|International Classification||A61B7/00, G01R13/20, A61B7/04|
|Cooperative Classification||G01R13/20, A61B7/04|

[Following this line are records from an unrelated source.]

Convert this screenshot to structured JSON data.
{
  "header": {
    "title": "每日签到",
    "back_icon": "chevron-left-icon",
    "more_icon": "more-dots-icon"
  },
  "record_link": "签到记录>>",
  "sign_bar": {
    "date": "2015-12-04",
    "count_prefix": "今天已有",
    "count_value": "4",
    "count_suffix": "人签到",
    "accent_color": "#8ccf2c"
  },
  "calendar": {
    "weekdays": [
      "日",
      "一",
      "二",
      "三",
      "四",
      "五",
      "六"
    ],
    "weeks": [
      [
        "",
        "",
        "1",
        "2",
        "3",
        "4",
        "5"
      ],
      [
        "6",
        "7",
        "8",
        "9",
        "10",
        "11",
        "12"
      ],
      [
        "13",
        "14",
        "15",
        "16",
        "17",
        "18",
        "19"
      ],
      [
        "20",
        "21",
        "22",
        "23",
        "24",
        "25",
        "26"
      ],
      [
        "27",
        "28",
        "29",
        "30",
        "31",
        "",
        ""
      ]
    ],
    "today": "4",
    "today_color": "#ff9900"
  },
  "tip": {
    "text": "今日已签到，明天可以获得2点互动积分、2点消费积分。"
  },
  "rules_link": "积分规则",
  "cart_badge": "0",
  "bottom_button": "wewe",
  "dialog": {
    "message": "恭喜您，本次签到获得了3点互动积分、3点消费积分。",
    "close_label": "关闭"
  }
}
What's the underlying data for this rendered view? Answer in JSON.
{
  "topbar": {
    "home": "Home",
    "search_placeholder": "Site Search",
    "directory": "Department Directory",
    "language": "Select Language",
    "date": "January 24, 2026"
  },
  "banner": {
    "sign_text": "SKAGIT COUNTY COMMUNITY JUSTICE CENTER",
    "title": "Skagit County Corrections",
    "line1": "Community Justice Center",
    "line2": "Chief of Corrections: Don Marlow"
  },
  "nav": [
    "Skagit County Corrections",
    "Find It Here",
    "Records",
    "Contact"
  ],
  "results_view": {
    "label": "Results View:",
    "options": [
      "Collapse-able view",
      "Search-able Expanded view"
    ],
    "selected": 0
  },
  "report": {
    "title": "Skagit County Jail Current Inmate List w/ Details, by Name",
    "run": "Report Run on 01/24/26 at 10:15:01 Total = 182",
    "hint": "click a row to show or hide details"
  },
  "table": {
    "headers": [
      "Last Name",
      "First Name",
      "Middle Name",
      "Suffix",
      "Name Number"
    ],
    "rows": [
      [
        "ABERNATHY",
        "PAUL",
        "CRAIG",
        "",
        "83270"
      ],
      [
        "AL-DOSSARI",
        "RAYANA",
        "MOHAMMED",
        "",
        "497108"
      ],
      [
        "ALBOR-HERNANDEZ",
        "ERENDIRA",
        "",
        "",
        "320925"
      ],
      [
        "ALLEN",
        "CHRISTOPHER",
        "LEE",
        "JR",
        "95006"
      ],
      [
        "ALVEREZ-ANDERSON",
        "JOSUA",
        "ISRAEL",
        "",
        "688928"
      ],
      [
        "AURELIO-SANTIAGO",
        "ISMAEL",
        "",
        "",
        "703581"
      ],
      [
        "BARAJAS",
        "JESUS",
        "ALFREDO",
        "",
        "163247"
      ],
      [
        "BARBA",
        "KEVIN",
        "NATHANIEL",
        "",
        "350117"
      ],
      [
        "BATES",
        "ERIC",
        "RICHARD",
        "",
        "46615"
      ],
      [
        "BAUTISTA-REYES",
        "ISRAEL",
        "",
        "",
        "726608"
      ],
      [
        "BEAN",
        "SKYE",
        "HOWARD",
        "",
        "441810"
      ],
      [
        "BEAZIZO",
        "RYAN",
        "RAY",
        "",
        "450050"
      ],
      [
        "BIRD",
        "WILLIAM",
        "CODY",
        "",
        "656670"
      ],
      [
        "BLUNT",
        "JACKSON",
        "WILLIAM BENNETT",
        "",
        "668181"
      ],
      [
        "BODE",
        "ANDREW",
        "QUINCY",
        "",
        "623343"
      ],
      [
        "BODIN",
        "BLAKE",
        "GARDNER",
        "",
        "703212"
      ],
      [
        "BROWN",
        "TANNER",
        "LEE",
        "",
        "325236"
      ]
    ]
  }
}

|European Classification||G01R13/20, A61B7/04|